═══ Data for this task

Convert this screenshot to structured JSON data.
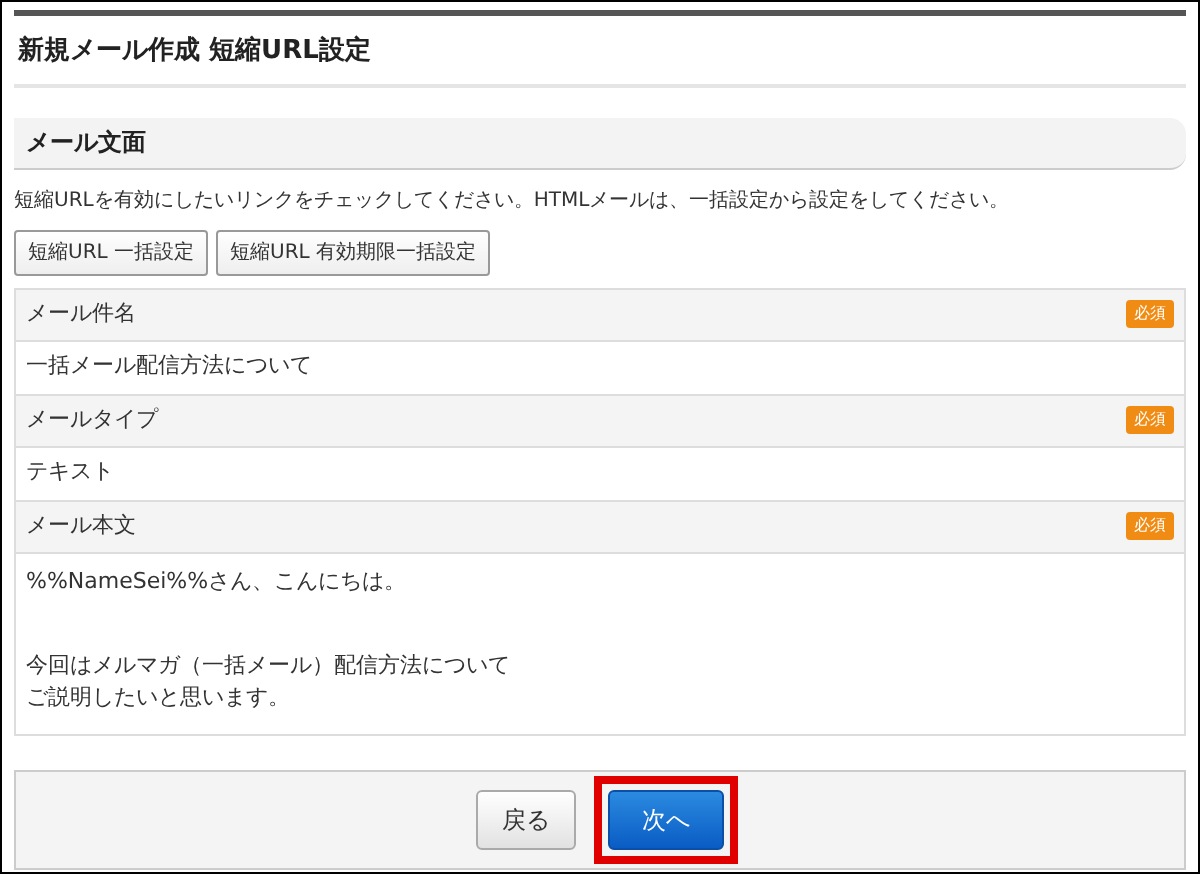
{
  "page": {
    "title": "新規メール作成 短縮URL設定"
  },
  "section": {
    "title": "メール文面",
    "description": "短縮URLを有効にしたいリンクをチェックしてください。HTMLメールは、一括設定から設定をしてください。"
  },
  "tool_buttons": [
    "短縮URL 一括設定",
    "短縮URL 有効期限一括設定"
  ],
  "fields": [
    {
      "label": "メール件名",
      "required_badge": "必須",
      "value_lines": [
        "一括メール配信方法について"
      ]
    },
    {
      "label": "メールタイプ",
      "required_badge": "必須",
      "value_lines": [
        "テキスト"
      ]
    },
    {
      "label": "メール本文",
      "required_badge": "必須",
      "paragraphs": [
        [
          "%%NameSei%%さん、こんにちは。"
        ],
        [
          "今回はメルマガ（一括メール）配信方法について",
          "ご説明したいと思います。"
        ]
      ]
    }
  ],
  "footer_buttons": [
    {
      "label": "戻る",
      "kind": "secondary",
      "highlighted": false
    },
    {
      "label": "次へ",
      "kind": "primary",
      "highlighted": true
    }
  ]
}
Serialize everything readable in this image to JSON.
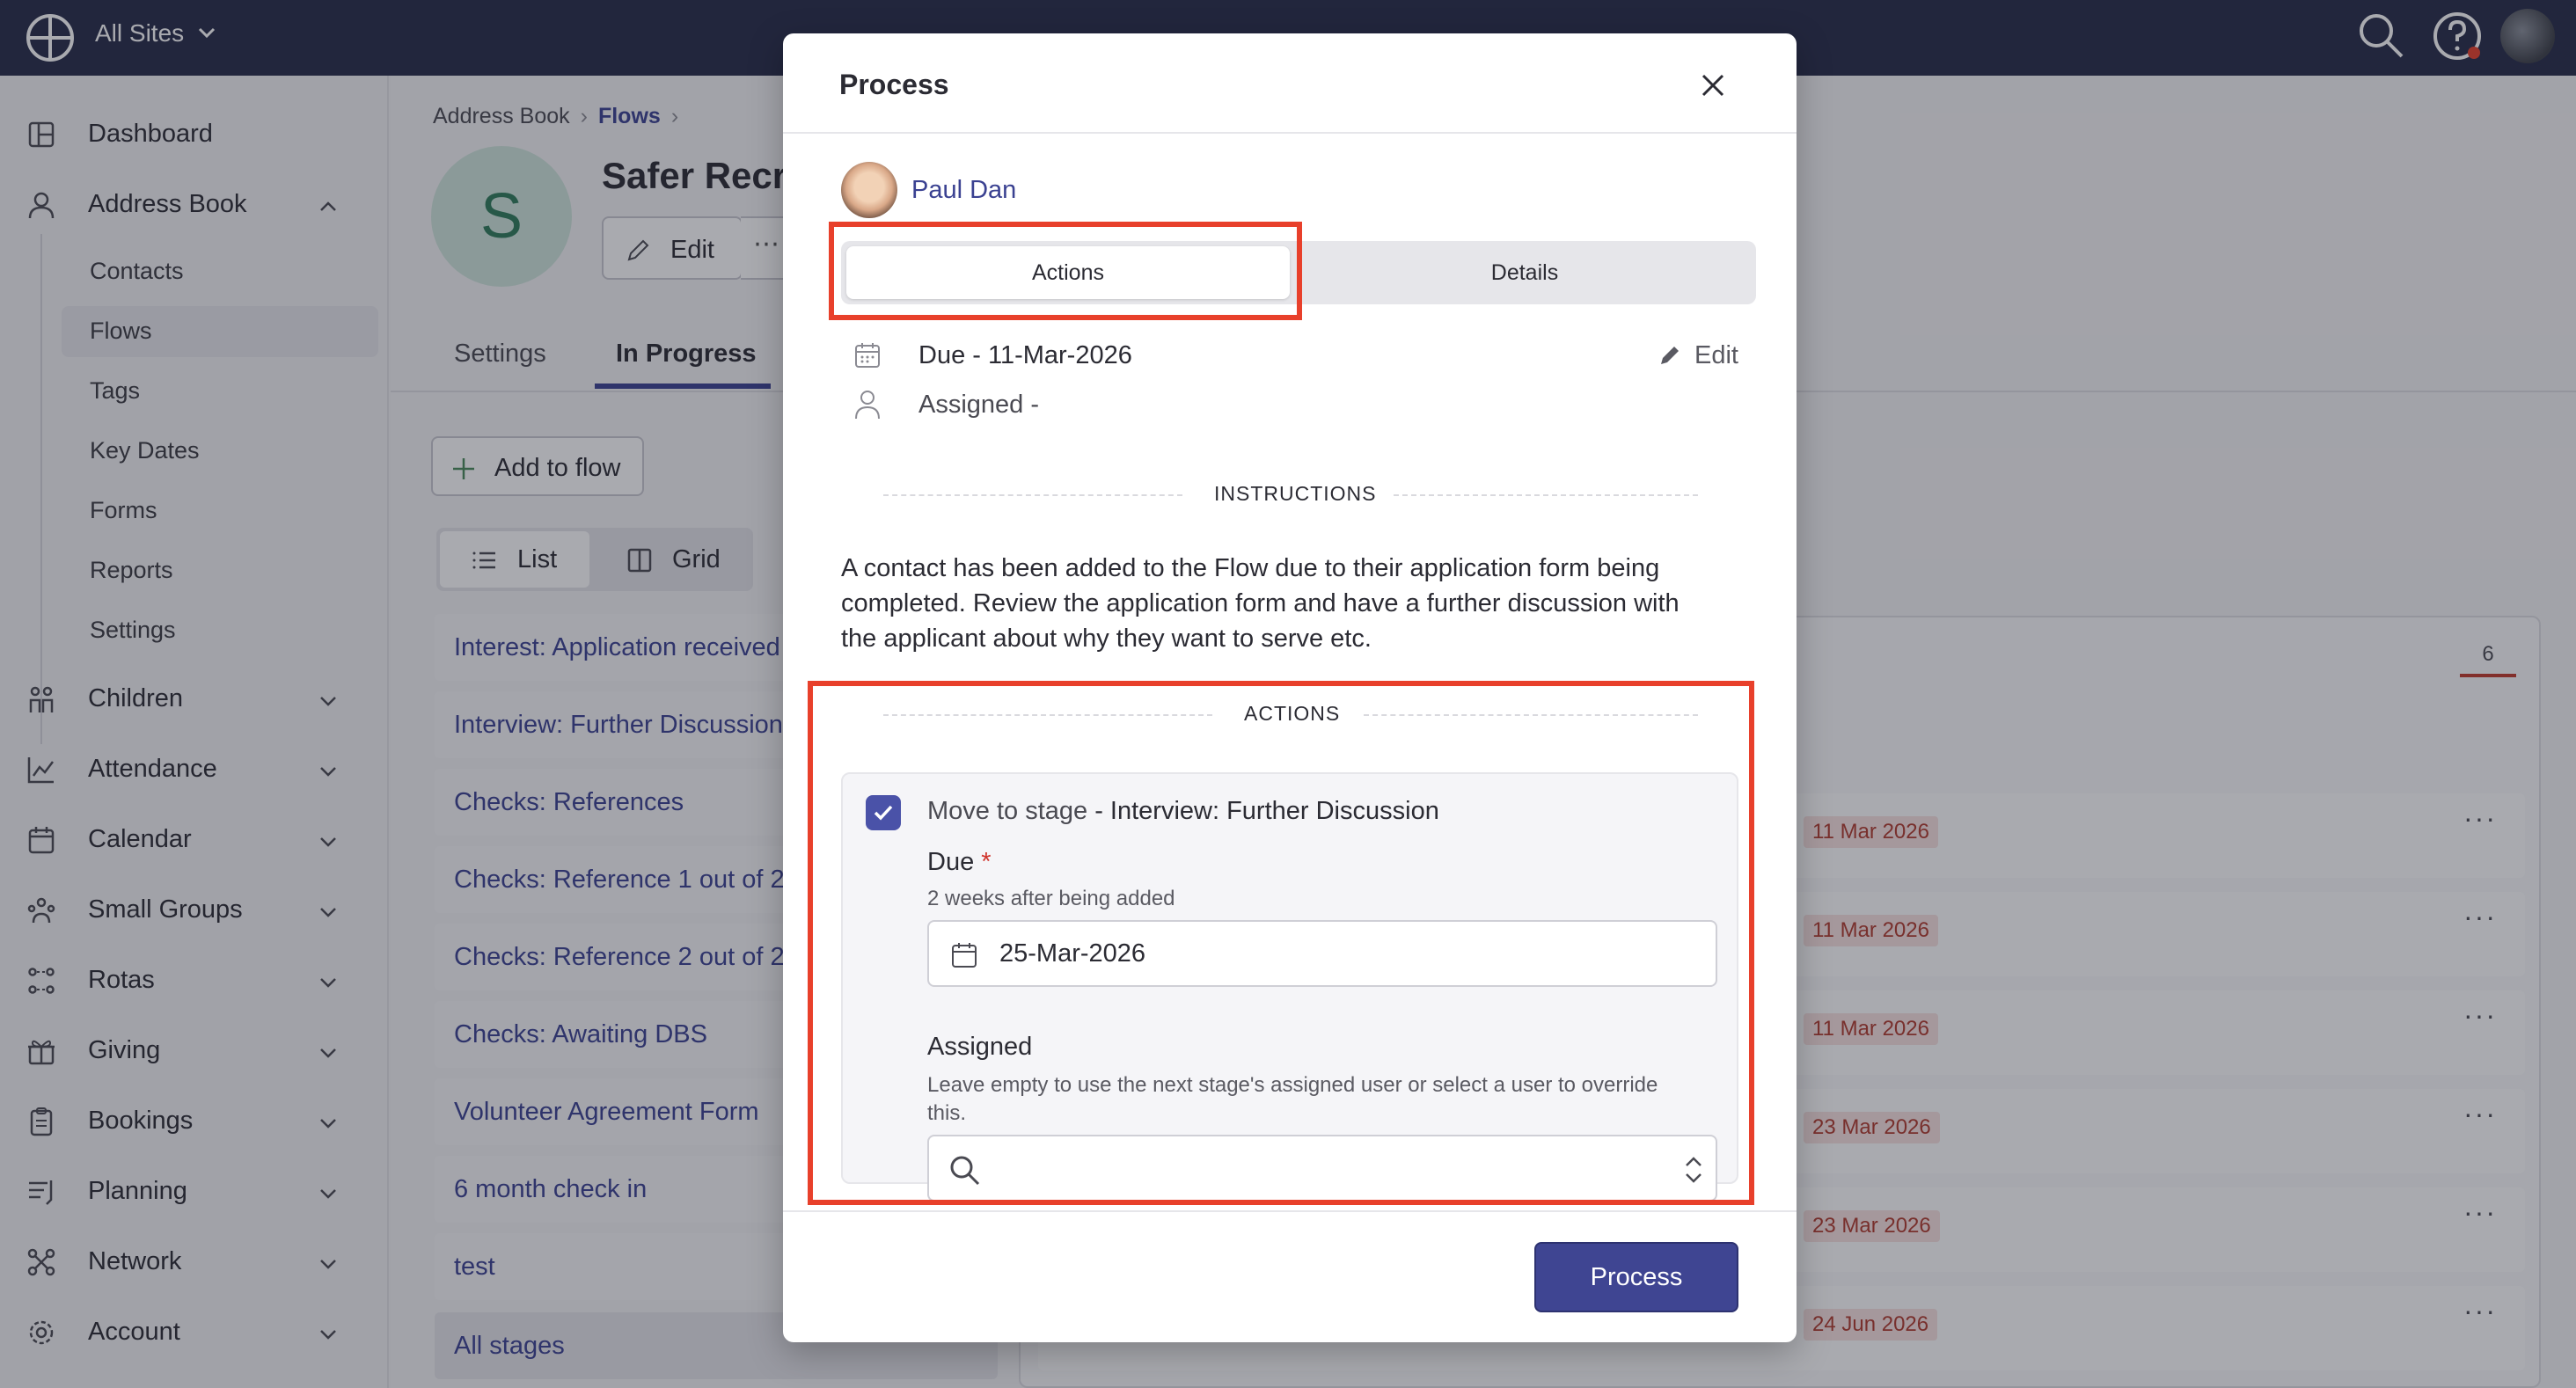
{
  "topbar": {
    "site_switcher": "All Sites",
    "icons": [
      "globe-icon",
      "chevron-down-icon",
      "search-icon",
      "help-icon",
      "user-avatar"
    ]
  },
  "sidebar": {
    "items": [
      {
        "label": "Dashboard",
        "icon": "dashboard-icon"
      },
      {
        "label": "Address Book",
        "icon": "person-icon",
        "expanded": true
      },
      {
        "label": "Children",
        "icon": "children-icon"
      },
      {
        "label": "Attendance",
        "icon": "chart-icon"
      },
      {
        "label": "Calendar",
        "icon": "calendar-icon"
      },
      {
        "label": "Small Groups",
        "icon": "groups-icon"
      },
      {
        "label": "Rotas",
        "icon": "rotas-icon"
      },
      {
        "label": "Giving",
        "icon": "gift-icon"
      },
      {
        "label": "Bookings",
        "icon": "clipboard-icon"
      },
      {
        "label": "Planning",
        "icon": "planning-icon"
      },
      {
        "label": "Network",
        "icon": "network-icon"
      },
      {
        "label": "Account",
        "icon": "gear-icon"
      }
    ],
    "sub_items": [
      "Contacts",
      "Flows",
      "Tags",
      "Key Dates",
      "Forms",
      "Reports",
      "Settings"
    ],
    "active_sub_item": "Flows"
  },
  "background": {
    "breadcrumb": [
      "Address Book",
      "Flows"
    ],
    "flow_avatar_letter": "S",
    "flow_title": "Safer Recru",
    "edit_label": "Edit",
    "more_label": "⋯",
    "tabs": [
      "Settings",
      "In Progress"
    ],
    "add_to_flow_label": "Add to flow",
    "view_options": [
      "List",
      "Grid"
    ],
    "stages": [
      "Interest: Application received",
      "Interview: Further Discussion",
      "Checks: References",
      "Checks: Reference 1 out of 2",
      "Checks: Reference 2 out of 2",
      "Checks: Awaiting DBS",
      "Volunteer Agreement Form",
      "6 month check in",
      "test",
      "All stages"
    ],
    "count_badge": "6",
    "row_dates": [
      "11 Mar 2026",
      "11 Mar 2026",
      "11 Mar 2026",
      "23 Mar 2026",
      "23 Mar 2026",
      "24 Jun 2026"
    ],
    "row_more": "···"
  },
  "modal": {
    "title": "Process",
    "user_name": "Paul Dan",
    "tabs": {
      "actions": "Actions",
      "details": "Details"
    },
    "due_text": "Due - 11-Mar-2026",
    "edit_label": "Edit",
    "assigned_text": "Assigned -",
    "instructions_heading": "INSTRUCTIONS",
    "instructions_body": "A contact has been added to the Flow due to their application form being completed. Review the application form and have a further discussion with the applicant about why they want to serve etc.",
    "actions_heading": "ACTIONS",
    "action": {
      "checked": true,
      "move_prefix": "Move to stage",
      "move_stage": "- Interview: Further Discussion",
      "due_label": "Due",
      "required_mark": "*",
      "due_help": "2 weeks after being added",
      "due_value": "25-Mar-2026",
      "assigned_label": "Assigned",
      "assigned_help": "Leave empty to use the next stage's assigned user or select a user to override this.",
      "assigned_value": ""
    },
    "process_button": "Process"
  },
  "colors": {
    "topbar": "#262a47",
    "accent": "#3f4592",
    "link": "#3a4191",
    "highlight": "#e8402b",
    "date_pill_bg": "#f9e2e0",
    "date_pill_text": "#b03a2e"
  }
}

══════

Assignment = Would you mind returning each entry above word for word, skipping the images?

Solution to the problem =
Convert this screenshot to structured JSON data.
{
  "page": {
    "title": "新規メール作成 短縮URL設定"
  },
  "section": {
    "title": "メール文面",
    "description": "短縮URLを有効にしたいリンクをチェックしてください。HTMLメールは、一括設定から設定をしてください。"
  },
  "tool_buttons": [
    "短縮URL 一括設定",
    "短縮URL 有効期限一括設定"
  ],
  "fields": [
    {
      "label": "メール件名",
      "required_badge": "必須",
      "value_lines": [
        "一括メール配信方法について"
      ]
    },
    {
      "label": "メールタイプ",
      "required_badge": "必須",
      "value_lines": [
        "テキスト"
      ]
    },
    {
      "label": "メール本文",
      "required_badge": "必須",
      "paragraphs": [
        [
          "%%NameSei%%さん、こんにちは。"
        ],
        [
          "今回はメルマガ（一括メール）配信方法について",
          "ご説明したいと思います。"
        ]
      ]
    }
  ],
  "footer_buttons": [
    {
      "label": "戻る",
      "kind": "secondary",
      "highlighted": false
    },
    {
      "label": "次へ",
      "kind": "primary",
      "highlighted": true
    }
  ]
}
Serialize everything readable in this image to JSON.
{
  "topbar": {
    "site_switcher": "All Sites",
    "icons": [
      "globe-icon",
      "chevron-down-icon",
      "search-icon",
      "help-icon",
      "user-avatar"
    ]
  },
  "sidebar": {
    "items": [
      {
        "label": "Dashboard",
        "icon": "dashboard-icon"
      },
      {
        "label": "Address Book",
        "icon": "person-icon",
        "expanded": true
      },
      {
        "label": "Children",
        "icon": "children-icon"
      },
      {
        "label": "Attendance",
        "icon": "chart-icon"
      },
      {
        "label": "Calendar",
        "icon": "calendar-icon"
      },
      {
        "label": "Small Groups",
        "icon": "groups-icon"
      },
      {
        "label": "Rotas",
        "icon": "rotas-icon"
      },
      {
        "label": "Giving",
        "icon": "gift-icon"
      },
      {
        "label": "Bookings",
        "icon": "clipboard-icon"
      },
      {
        "label": "Planning",
        "icon": "planning-icon"
      },
      {
        "label": "Network",
        "icon": "network-icon"
      },
      {
        "label": "Account",
        "icon": "gear-icon"
      }
    ],
    "sub_items": [
      "Contacts",
      "Flows",
      "Tags",
      "Key Dates",
      "Forms",
      "Reports",
      "Settings"
    ],
    "active_sub_item": "Flows"
  },
  "background": {
    "breadcrumb": [
      "Address Book",
      "Flows"
    ],
    "flow_avatar_letter": "S",
    "flow_title": "Safer Recru",
    "edit_label": "Edit",
    "more_label": "⋯",
    "tabs": [
      "Settings",
      "In Progress"
    ],
    "add_to_flow_label": "Add to flow",
    "view_options": [
      "List",
      "Grid"
    ],
    "stages": [
      "Interest: Application received",
      "Interview: Further Discussion",
      "Checks: References",
      "Checks: Reference 1 out of 2",
      "Checks: Reference 2 out of 2",
      "Checks: Awaiting DBS",
      "Volunteer Agreement Form",
      "6 month check in",
      "test",
      "All stages"
    ],
    "count_badge": "6",
    "row_dates": [
      "11 Mar 2026",
      "11 Mar 2026",
      "11 Mar 2026",
      "23 Mar 2026",
      "23 Mar 2026",
      "24 Jun 2026"
    ],
    "row_more": "···"
  },
  "modal": {
    "title": "Process",
    "user_name": "Paul Dan",
    "tabs": {
      "actions": "Actions",
      "details": "Details"
    },
    "due_text": "Due - 11-Mar-2026",
    "edit_label": "Edit",
    "assigned_text": "Assigned -",
    "instructions_heading": "INSTRUCTIONS",
    "instructions_body": "A contact has been added to the Flow due to their application form being completed. Review the application form and have a further discussion with the applicant about why they want to serve etc.",
    "actions_heading": "ACTIONS",
    "action": {
      "checked": true,
      "move_prefix": "Move to stage",
      "move_stage": "- Interview: Further Discussion",
      "due_label": "Due",
      "required_mark": "*",
      "due_help": "2 weeks after being added",
      "due_value": "25-Mar-2026",
      "assigned_label": "Assigned",
      "assigned_help": "Leave empty to use the next stage's assigned user or select a user to override this.",
      "assigned_value": ""
    },
    "process_button": "Process"
  },
  "colors": {
    "topbar": "#262a47",
    "accent": "#3f4592",
    "link": "#3a4191",
    "highlight": "#e8402b",
    "date_pill_bg": "#f9e2e0",
    "date_pill_text": "#b03a2e"
  }
}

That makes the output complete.